• _Entries supplied_
----
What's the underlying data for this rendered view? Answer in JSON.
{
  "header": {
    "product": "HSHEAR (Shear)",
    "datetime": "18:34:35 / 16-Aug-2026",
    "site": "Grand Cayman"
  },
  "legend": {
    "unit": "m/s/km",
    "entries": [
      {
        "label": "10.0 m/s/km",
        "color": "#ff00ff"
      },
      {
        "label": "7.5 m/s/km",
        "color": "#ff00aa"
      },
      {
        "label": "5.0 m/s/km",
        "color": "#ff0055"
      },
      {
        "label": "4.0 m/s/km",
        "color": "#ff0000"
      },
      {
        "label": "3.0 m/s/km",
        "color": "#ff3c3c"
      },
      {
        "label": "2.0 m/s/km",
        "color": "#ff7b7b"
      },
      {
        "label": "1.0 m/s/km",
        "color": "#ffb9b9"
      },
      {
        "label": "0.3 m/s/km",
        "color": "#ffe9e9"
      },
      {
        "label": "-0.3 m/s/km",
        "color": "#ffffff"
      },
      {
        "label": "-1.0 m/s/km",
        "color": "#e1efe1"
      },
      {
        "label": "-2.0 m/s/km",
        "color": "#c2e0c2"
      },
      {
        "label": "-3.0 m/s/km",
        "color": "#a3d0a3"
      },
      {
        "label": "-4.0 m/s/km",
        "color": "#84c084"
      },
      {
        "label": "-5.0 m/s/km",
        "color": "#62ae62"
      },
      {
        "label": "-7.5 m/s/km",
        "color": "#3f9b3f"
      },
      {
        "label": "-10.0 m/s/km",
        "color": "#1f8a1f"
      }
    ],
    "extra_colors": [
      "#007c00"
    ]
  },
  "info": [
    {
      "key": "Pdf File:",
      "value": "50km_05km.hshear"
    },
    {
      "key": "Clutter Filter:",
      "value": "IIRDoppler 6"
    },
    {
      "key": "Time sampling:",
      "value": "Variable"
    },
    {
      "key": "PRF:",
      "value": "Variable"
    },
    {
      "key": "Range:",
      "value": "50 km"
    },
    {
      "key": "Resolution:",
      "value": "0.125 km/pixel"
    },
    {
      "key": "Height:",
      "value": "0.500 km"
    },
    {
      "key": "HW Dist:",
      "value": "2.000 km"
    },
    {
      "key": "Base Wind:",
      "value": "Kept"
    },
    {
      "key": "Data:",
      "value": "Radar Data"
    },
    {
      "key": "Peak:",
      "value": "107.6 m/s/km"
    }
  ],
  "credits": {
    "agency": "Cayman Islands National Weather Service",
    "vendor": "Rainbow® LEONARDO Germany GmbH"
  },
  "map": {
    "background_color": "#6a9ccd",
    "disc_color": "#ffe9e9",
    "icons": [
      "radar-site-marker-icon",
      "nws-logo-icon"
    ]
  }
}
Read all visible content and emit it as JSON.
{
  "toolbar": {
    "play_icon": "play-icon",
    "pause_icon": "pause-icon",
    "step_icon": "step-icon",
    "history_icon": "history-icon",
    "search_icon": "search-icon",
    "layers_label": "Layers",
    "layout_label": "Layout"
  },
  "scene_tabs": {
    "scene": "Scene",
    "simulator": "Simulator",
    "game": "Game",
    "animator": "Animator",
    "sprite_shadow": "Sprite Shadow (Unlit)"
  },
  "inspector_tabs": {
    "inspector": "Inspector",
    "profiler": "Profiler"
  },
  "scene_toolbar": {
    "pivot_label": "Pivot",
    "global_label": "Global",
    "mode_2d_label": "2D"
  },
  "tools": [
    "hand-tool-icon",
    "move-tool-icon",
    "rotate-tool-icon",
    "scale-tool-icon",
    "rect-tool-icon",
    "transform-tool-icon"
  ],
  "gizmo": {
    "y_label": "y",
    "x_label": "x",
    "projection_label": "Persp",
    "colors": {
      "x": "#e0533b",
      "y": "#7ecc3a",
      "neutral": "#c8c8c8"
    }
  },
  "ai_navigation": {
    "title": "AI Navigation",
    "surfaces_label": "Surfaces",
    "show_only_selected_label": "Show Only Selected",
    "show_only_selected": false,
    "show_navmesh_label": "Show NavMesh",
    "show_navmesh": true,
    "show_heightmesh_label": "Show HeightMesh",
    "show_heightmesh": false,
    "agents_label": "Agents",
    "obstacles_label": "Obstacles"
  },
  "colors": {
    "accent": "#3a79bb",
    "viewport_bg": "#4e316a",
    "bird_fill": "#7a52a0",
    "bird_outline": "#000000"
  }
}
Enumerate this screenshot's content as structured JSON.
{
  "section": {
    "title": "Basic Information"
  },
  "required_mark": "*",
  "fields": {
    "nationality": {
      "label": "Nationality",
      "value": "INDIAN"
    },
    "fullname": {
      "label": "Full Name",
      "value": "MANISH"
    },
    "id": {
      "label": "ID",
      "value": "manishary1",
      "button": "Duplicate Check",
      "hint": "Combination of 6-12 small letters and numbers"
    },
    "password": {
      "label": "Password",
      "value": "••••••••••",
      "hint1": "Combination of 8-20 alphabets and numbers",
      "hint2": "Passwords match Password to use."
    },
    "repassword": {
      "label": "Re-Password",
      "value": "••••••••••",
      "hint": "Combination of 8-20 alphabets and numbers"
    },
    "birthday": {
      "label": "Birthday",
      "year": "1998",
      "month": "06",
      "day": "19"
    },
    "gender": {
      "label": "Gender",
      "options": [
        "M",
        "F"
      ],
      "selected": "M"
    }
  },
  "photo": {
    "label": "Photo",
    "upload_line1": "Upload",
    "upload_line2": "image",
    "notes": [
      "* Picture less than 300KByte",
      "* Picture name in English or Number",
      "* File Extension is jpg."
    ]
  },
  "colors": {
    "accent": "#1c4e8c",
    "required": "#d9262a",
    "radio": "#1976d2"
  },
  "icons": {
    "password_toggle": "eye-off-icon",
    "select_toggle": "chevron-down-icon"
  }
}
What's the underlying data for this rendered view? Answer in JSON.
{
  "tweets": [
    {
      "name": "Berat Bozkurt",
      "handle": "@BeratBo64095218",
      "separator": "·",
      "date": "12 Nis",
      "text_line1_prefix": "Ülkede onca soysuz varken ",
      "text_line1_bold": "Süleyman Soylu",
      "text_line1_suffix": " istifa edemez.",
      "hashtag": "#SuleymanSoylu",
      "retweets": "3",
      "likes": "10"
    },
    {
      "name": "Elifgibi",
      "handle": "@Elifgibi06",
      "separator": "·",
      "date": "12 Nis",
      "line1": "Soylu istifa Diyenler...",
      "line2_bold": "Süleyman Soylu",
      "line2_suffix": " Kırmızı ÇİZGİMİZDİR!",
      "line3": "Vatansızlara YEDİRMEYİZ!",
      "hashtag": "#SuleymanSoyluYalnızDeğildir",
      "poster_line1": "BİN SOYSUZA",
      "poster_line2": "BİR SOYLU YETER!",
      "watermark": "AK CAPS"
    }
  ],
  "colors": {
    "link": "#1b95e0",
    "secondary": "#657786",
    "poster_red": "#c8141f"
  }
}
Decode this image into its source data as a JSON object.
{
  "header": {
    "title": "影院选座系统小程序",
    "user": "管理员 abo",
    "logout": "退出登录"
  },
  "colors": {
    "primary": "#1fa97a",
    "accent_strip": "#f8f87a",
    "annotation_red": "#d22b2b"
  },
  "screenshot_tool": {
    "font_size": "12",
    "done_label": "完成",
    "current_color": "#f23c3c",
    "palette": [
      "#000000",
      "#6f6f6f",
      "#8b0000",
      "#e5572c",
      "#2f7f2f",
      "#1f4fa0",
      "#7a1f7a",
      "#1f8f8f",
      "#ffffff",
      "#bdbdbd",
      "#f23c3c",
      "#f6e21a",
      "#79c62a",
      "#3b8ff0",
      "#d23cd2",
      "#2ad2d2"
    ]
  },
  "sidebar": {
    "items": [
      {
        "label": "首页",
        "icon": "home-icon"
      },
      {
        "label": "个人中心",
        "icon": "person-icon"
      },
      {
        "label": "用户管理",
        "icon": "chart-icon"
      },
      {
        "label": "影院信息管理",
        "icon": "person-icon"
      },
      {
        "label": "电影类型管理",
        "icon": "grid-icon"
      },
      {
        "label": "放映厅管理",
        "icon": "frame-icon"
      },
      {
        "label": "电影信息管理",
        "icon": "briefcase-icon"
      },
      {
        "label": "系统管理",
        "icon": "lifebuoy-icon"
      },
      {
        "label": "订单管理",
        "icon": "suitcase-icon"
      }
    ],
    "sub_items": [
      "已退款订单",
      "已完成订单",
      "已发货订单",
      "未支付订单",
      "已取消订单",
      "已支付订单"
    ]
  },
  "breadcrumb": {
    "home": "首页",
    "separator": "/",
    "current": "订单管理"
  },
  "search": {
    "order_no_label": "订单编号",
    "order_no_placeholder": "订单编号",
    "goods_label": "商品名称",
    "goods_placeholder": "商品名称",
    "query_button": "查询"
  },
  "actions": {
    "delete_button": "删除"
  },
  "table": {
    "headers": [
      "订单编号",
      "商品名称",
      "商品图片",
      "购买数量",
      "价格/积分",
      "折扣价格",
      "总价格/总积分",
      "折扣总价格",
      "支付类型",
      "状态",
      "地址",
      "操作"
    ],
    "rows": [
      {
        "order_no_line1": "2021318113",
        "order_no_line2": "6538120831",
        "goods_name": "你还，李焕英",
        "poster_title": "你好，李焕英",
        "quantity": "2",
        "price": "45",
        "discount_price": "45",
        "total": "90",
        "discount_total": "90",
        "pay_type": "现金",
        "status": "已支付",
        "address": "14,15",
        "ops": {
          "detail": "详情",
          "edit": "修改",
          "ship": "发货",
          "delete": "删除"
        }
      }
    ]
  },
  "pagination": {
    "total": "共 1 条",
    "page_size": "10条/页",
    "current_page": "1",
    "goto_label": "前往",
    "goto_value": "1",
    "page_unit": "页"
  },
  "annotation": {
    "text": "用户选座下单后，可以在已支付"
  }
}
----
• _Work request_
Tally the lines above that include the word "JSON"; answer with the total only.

• _Problem solution_
5